DIRECTIONS
Each line that has the string "name" must be copied from the records below.

(Data excerpts)
◇ ◇ ◇ ◇

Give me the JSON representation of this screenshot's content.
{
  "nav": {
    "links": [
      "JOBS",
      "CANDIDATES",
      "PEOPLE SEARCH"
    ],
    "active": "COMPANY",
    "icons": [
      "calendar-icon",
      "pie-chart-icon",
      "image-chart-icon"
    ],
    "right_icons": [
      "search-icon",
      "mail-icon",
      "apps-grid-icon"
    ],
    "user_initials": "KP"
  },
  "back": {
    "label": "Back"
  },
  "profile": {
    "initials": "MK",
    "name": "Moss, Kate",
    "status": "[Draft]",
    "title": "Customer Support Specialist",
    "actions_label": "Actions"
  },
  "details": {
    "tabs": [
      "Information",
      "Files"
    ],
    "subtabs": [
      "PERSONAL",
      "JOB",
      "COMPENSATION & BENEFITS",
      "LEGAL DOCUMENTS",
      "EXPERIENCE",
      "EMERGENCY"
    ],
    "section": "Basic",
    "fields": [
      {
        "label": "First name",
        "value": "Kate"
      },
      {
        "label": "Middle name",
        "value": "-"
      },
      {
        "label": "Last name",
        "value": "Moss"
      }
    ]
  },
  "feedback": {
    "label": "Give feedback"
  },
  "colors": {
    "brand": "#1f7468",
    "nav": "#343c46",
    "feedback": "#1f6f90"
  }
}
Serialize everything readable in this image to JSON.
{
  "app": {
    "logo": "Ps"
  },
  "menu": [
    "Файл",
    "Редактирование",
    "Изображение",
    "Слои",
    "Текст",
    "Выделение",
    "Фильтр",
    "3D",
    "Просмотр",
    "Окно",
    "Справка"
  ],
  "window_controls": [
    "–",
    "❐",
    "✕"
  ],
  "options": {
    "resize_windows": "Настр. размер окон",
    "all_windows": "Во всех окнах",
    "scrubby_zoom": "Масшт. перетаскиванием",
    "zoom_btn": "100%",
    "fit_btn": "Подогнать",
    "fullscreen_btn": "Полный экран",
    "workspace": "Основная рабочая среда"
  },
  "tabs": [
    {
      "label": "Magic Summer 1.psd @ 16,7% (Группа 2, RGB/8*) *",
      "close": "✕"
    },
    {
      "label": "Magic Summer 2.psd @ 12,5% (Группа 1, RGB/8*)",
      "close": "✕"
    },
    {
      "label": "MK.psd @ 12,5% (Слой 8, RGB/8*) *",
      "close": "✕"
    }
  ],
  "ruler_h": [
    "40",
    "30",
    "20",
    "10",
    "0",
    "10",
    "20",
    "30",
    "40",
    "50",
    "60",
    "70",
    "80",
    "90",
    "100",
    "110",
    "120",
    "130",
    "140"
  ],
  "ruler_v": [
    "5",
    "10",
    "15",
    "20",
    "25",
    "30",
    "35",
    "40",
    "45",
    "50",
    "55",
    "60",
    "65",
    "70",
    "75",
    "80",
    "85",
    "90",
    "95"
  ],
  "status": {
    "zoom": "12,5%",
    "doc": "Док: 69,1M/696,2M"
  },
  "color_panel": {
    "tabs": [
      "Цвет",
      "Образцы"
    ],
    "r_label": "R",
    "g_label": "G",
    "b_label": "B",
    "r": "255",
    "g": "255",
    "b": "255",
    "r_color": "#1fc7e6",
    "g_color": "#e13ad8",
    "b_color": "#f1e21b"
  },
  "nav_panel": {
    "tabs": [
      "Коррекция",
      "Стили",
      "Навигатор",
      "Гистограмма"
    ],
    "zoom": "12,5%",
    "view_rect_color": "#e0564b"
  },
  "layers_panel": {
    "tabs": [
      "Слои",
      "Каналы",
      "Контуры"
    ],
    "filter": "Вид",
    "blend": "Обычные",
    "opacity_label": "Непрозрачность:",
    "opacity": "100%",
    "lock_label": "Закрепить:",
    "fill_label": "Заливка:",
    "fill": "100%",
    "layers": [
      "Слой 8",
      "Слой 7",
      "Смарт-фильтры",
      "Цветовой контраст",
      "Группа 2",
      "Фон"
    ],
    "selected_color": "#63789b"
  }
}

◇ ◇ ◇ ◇

ANSWER AREA
    "name": "Moss, Kate",
        "label": "First name",
        "label": "Middle name",
        "label": "Last name",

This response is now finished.